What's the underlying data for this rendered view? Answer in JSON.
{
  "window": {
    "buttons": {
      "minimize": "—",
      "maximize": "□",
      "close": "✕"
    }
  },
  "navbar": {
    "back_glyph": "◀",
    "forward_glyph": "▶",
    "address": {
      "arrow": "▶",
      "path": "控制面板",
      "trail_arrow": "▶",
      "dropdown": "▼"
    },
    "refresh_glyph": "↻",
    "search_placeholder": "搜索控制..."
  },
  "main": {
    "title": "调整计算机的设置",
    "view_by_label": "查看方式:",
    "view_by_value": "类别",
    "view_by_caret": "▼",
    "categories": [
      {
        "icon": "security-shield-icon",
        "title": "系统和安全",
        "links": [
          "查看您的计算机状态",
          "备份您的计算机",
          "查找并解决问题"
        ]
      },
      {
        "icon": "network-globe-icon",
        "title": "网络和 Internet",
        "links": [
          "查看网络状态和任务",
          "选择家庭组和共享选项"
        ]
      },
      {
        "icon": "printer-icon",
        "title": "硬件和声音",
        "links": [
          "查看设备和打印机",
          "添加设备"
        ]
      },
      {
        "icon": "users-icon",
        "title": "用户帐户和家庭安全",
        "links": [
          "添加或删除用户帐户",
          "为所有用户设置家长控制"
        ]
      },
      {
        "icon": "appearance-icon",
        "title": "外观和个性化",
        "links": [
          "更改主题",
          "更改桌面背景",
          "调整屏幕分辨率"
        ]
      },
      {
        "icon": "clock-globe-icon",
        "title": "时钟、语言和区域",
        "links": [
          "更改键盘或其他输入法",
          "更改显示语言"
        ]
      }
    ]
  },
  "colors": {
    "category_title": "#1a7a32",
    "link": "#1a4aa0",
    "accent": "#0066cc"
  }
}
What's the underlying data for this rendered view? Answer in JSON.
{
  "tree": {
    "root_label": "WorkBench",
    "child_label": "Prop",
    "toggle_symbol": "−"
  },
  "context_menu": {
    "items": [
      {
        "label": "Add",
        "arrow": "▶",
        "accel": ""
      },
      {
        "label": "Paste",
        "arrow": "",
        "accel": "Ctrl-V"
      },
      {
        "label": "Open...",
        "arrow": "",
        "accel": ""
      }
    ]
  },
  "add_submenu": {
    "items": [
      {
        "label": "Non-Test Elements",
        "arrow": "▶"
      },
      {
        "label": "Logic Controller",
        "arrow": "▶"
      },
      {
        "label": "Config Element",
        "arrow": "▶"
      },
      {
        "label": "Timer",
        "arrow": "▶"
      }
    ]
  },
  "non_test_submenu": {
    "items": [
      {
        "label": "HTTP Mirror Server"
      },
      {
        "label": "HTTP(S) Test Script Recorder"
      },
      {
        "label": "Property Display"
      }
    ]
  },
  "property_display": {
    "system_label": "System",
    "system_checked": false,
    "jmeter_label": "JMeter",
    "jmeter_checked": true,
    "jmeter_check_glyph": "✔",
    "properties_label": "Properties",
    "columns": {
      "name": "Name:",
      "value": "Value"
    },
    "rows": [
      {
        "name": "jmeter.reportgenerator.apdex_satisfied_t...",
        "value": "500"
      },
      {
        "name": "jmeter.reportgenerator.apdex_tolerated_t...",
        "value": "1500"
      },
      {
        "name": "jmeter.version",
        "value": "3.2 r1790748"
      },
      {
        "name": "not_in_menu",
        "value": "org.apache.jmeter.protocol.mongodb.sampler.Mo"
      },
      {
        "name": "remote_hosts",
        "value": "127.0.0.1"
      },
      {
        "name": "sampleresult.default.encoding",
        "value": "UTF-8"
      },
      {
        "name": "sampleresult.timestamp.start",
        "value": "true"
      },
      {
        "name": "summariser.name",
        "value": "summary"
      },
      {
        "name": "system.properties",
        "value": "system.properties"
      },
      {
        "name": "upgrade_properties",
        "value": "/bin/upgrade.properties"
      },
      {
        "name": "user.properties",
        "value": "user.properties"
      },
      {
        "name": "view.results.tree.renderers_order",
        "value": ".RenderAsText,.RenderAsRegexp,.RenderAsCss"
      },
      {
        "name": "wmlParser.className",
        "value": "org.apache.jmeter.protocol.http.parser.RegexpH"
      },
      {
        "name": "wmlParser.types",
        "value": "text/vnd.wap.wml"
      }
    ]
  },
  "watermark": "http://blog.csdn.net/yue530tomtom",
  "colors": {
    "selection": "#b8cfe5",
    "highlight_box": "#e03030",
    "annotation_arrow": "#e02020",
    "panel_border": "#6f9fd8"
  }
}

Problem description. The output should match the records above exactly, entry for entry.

Answer space.
What's the underlying data for this rendered view? Answer in JSON.
{
  "window": {
    "buttons": {
      "minimize": "—",
      "maximize": "□",
      "close": "✕"
    }
  },
  "navbar": {
    "back_glyph": "◀",
    "forward_glyph": "▶",
    "address": {
      "arrow": "▶",
      "path": "控制面板",
      "trail_arrow": "▶",
      "dropdown": "▼"
    },
    "refresh_glyph": "↻",
    "search_placeholder": "搜索控制..."
  },
  "main": {
    "title": "调整计算机的设置",
    "view_by_label": "查看方式:",
    "view_by_value": "类别",
    "view_by_caret": "▼",
    "categories": [
      {
        "icon": "security-shield-icon",
        "title": "系统和安全",
        "links": [
          "查看您的计算机状态",
          "备份您的计算机",
          "查找并解决问题"
        ]
      },
      {
        "icon": "network-globe-icon",
        "title": "网络和 Internet",
        "links": [
          "查看网络状态和任务",
          "选择家庭组和共享选项"
        ]
      },
      {
        "icon": "printer-icon",
        "title": "硬件和声音",
        "links": [
          "查看设备和打印机",
          "添加设备"
        ]
      },
      {
        "icon": "users-icon",
        "title": "用户帐户和家庭安全",
        "links": [
          "添加或删除用户帐户",
          "为所有用户设置家长控制"
        ]
      },
      {
        "icon": "appearance-icon",
        "title": "外观和个性化",
        "links": [
          "更改主题",
          "更改桌面背景",
          "调整屏幕分辨率"
        ]
      },
      {
        "icon": "clock-globe-icon",
        "title": "时钟、语言和区域",
        "links": [
          "更改键盘或其他输入法",
          "更改显示语言"
        ]
      }
    ]
  },
  "colors": {
    "category_title": "#1a7a32",
    "link": "#1a4aa0",
    "accent": "#0066cc"
  }
}
What's the underlying data for this rendered view? Answer in JSON.
{
  "tree": {
    "root_label": "WorkBench",
    "child_label": "Prop",
    "toggle_symbol": "−"
  },
  "context_menu": {
    "items": [
      {
        "label": "Add",
        "arrow": "▶",
        "accel": ""
      },
      {
        "label": "Paste",
        "arrow": "",
        "accel": "Ctrl-V"
      },
      {
        "label": "Open...",
        "arrow": "",
        "accel": ""
      }
    ]
  },
  "add_submenu": {
    "items": [
      {
        "label": "Non-Test Elements",
        "arrow": "▶"
      },
      {
        "label": "Logic Controller",
        "arrow": "▶"
      },
      {
        "label": "Config Element",
        "arrow": "▶"
      },
      {
        "label": "Timer",
        "arrow": "▶"
      }
    ]
  },
  "non_test_submenu": {
    "items": [
      {
        "label": "HTTP Mirror Server"
      },
      {
        "label": "HTTP(S) Test Script Recorder"
      },
      {
        "label": "Property Display"
      }
    ]
  },
  "property_display": {
    "system_label": "System",
    "system_checked": false,
    "jmeter_label": "JMeter",
    "jmeter_checked": true,
    "jmeter_check_glyph": "✔",
    "properties_label": "Properties",
    "columns": {
      "name": "Name:",
      "value": "Value"
    },
    "rows": [
      {
        "name": "jmeter.reportgenerator.apdex_satisfied_t...",
        "value": "500"
      },
      {
        "name": "jmeter.reportgenerator.apdex_tolerated_t...",
        "value": "1500"
      },
      {
        "name": "jmeter.version",
        "value": "3.2 r1790748"
      },
      {
        "name": "not_in_menu",
        "value": "org.apache.jmeter.protocol.mongodb.sampler.Mo"
      },
      {
        "name": "remote_hosts",
        "value": "127.0.0.1"
      },
      {
        "name": "sampleresult.default.encoding",
        "value": "UTF-8"
      },
      {
        "name": "sampleresult.timestamp.start",
        "value": "true"
      },
      {
        "name": "summariser.name",
        "value": "summary"
      },
      {
        "name": "system.properties",
        "value": "system.properties"
      },
      {
        "name": "upgrade_properties",
        "value": "/bin/upgrade.properties"
      },
      {
        "name": "user.properties",
        "value": "user.properties"
      },
      {
        "name": "view.results.tree.renderers_order",
        "value": ".RenderAsText,.RenderAsRegexp,.RenderAsCss"
      },
      {
        "name": "wmlParser.className",
        "value": "org.apache.jmeter.protocol.http.parser.RegexpH"
      },
      {
        "name": "wmlParser.types",
        "value": "text/vnd.wap.wml"
      }
    ]
  },
  "watermark": "http://blog.csdn.net/yue530tomtom",
  "colors": {
    "selection": "#b8cfe5",
    "highlight_box": "#e03030",
    "annotation_arrow": "#e02020",
    "panel_border": "#6f9fd8"
  }
}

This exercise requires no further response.